Following the long awaited overhaul of Ireland’s competition and merger control regime in 2014, the past year has proven to be the busiest year for Irish merger control in a decade.  It also saw the regulator stepping into new territory.

Key topics in 2015 included: 

A Significant Increase in Merger Notifications

The New Media Merger Regime

First Ever Acceptance of the ‘Failing Firm’ Defence

The past year has been an exceptionally busy year for Irish merger control. 2015 also saw the first application of the new media merger regime and the first ever acceptance by an Irish competition regulator of the elusive ‘failing firm’ defence.

Significant Increase in Merger Notifications

The last 12 months saw an almost doubling, to 78, of merger filings with the Competition and Consumer Protection Commission (“CCPC”) over the previous year. This figure also exceeds the total for every year since 2006. 

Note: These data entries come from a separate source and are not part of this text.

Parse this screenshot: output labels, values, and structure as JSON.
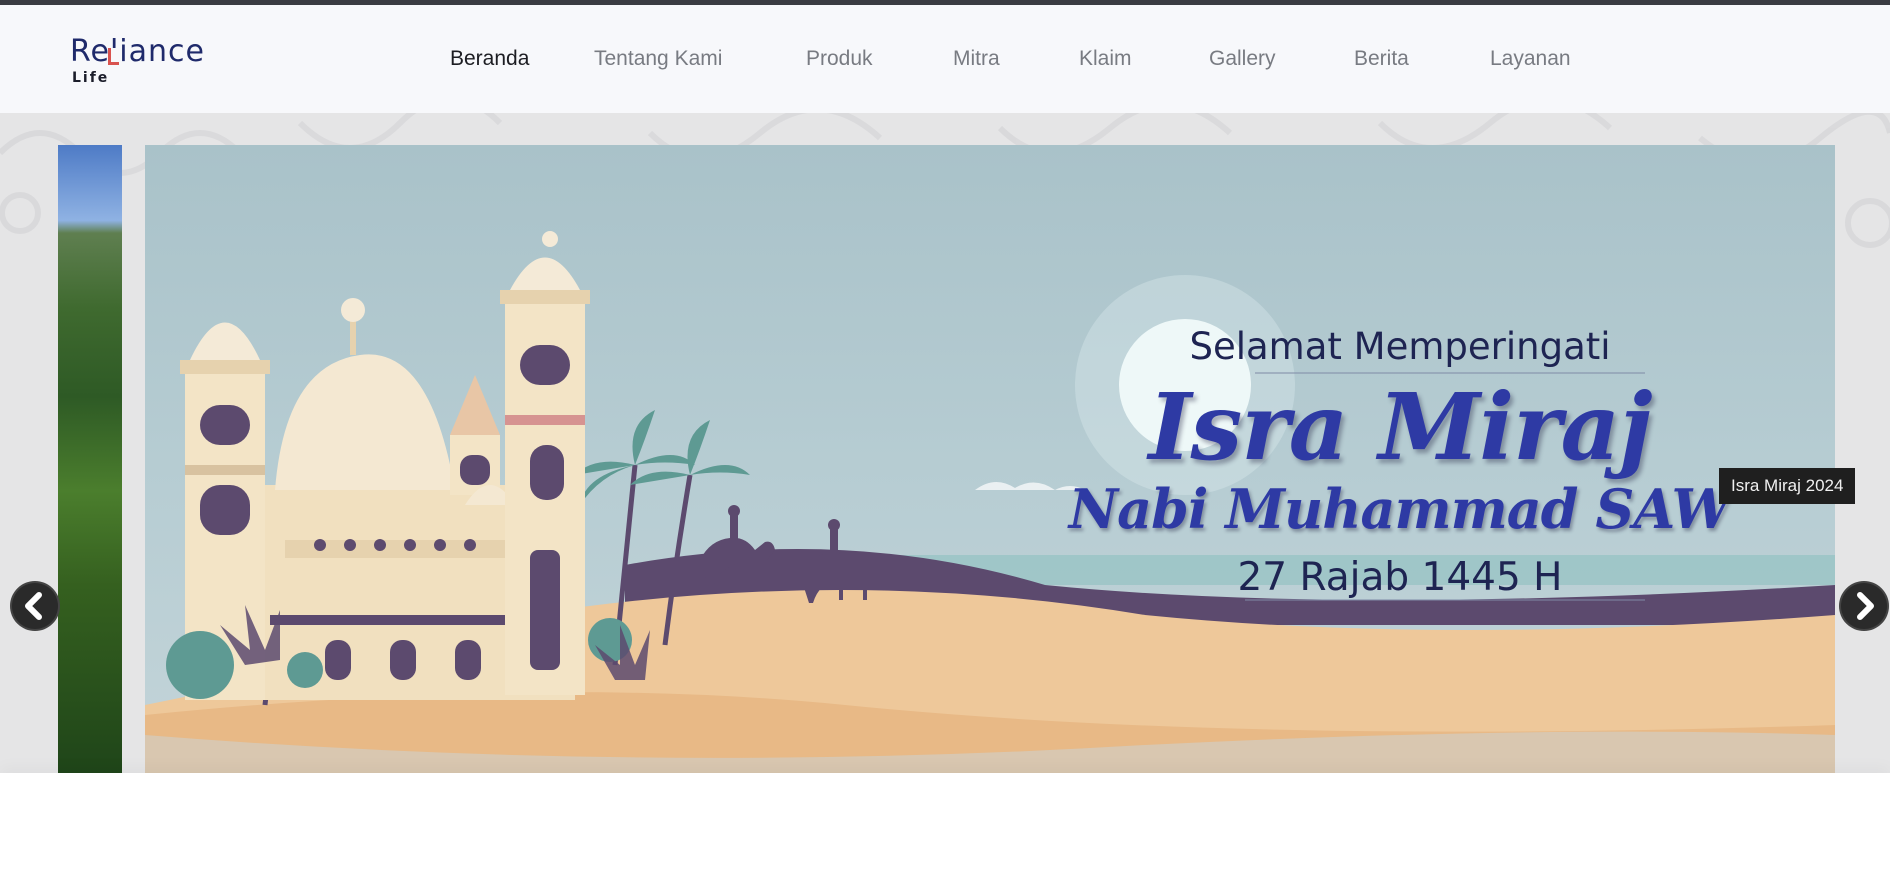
{
  "site": {
    "logo": {
      "word": "Reliance",
      "sub": "Life",
      "brand_color": "#1f2a6b",
      "accent_color": "#d9534f"
    }
  },
  "nav": {
    "items": [
      {
        "label": "Beranda",
        "active": true
      },
      {
        "label": "Tentang Kami",
        "active": false
      },
      {
        "label": "Produk",
        "active": false
      },
      {
        "label": "Mitra",
        "active": false
      },
      {
        "label": "Klaim",
        "active": false
      },
      {
        "label": "Gallery",
        "active": false
      },
      {
        "label": "Berita",
        "active": false
      },
      {
        "label": "Layanan",
        "active": false
      }
    ]
  },
  "slider": {
    "caption": "Isra Miraj 2024",
    "prev_icon": "chevron-left-icon",
    "next_icon": "chevron-right-icon",
    "banner": {
      "greeting": "Selamat Memperingati",
      "headline": "Isra Miraj",
      "subheadline": "Nabi Muhammad SAW",
      "date": "27 Rajab 1445 H",
      "headline_color": "#2e3aa4",
      "text_color": "#1e2452"
    }
  }
}
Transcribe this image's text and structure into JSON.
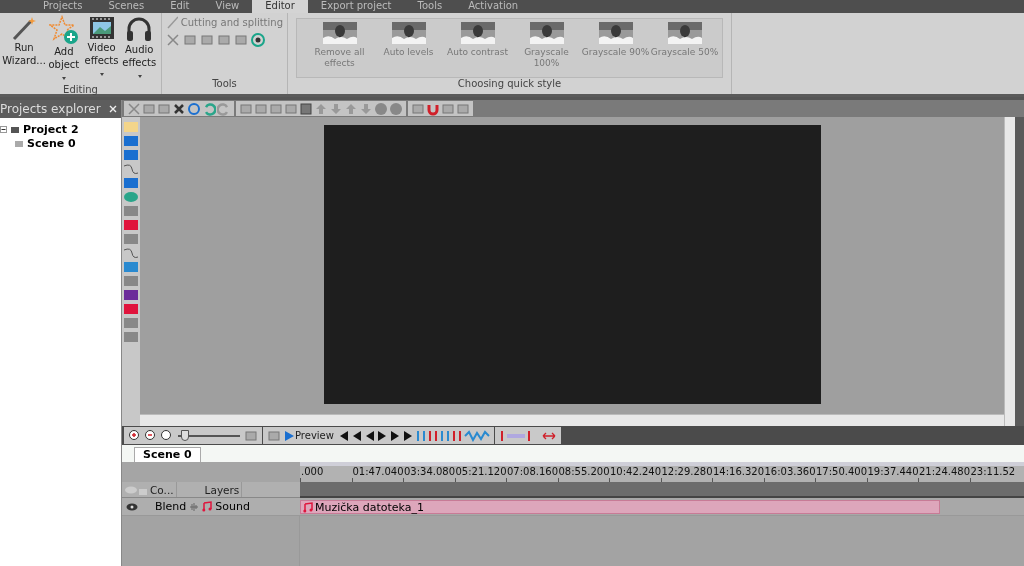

While much of this uptick in activity can be put down to the improved economic situation, it is likely that much is also a result of the changes introduced in 2014. The new lower thresholds and confirmation that asset-only deals are caught has resulted in property transactions involving assets generating relatively small amounts of turnover, e.g. hotels, bookmakers, requiring notification. For example, in 2015, over one in four filings were property-related transactions, compared with just one for the whole of 2014. Also, these changes mean that the CCPC’s limited resources are increasingly tied up in assessing transactions with very little likelihood of raising competition concerns. 

However, the majority of those property transactions were notified earlier in the year with a significant fall off in the final third of the year, so it remains to be seen whether this trend will continue into 2016. Helpfully, the CCPC also intends to publish guidance on its interpretation of the provisions governing property / asset acquisitions.

The New Media Merger Regime

2014 saw a complete overhaul of the media merger regime. As was previously the case, media mergers are automatically notifiable regardless of the turnover of the undertakings involved. However, media mergers must, following approval by the CCPC, now also be notified to the Minister for Communications, Energy and Natural Resources who is responsible for conducting a new media plurality assessment.  

New media merger guidelines were also published in 2015 which provide helpful guidance on the process involved and how the Minister will apply the new media plurality test.

2015 saw the first seven media mergers notified under the new regime. Our EU & Antitrust team were involved in the first three, including the high profile acquisition of TV3 by Liberty Global, parent company of Virgin Media.

First Ever Acceptance of the ‘Failing Firm’ Defence

2015 saw the CCPC, in its Phase II clearance of Baxter / Fannin Compounding, clear a merger on the basis of the so-called ‘failing firm’ defence (“FFD”), a first under Irish merger control.

The FFD provides a defence to a merger that would otherwise lead to a substantial lessening of competition. In essence, the test is whether the competitive structure of the market would deteriorate to at least the same extent in the absence of the merger, the core assumption being that the target firm and its assets will exit the market without the merger. The test has four elements, all of which must be met. The CCPC emphasises that such conditions will 'rarely' be met in practice and the onus rests with the merging parties to demonstrate that the test is satisfied. 

The determination in Baxter / Fannin Compounding is even more surprising because it concerned a ‘failing division’ argument, which is essentially similiar to the FFD but a higher level of scrutiny can be expected.


The first full calendar year under the new merger control regime has seen a significant increase in the number of filings. Changes introduced mean that some transactions which would previously have been exempt now require filing, including relatively small transactions with very limited possibility of causing competition problems. It remains to be seen whether these trends will continue into 2016.

2015 also saw the CCPC step into new territory with its first ‘failing firm’ clearance. It will be interesting to see if this represents the first steps of a more confident regulator in 2016.

The content of this article is intended to provide a general guide to the subject matter. Specialist advice should be sought about your specific circumstances.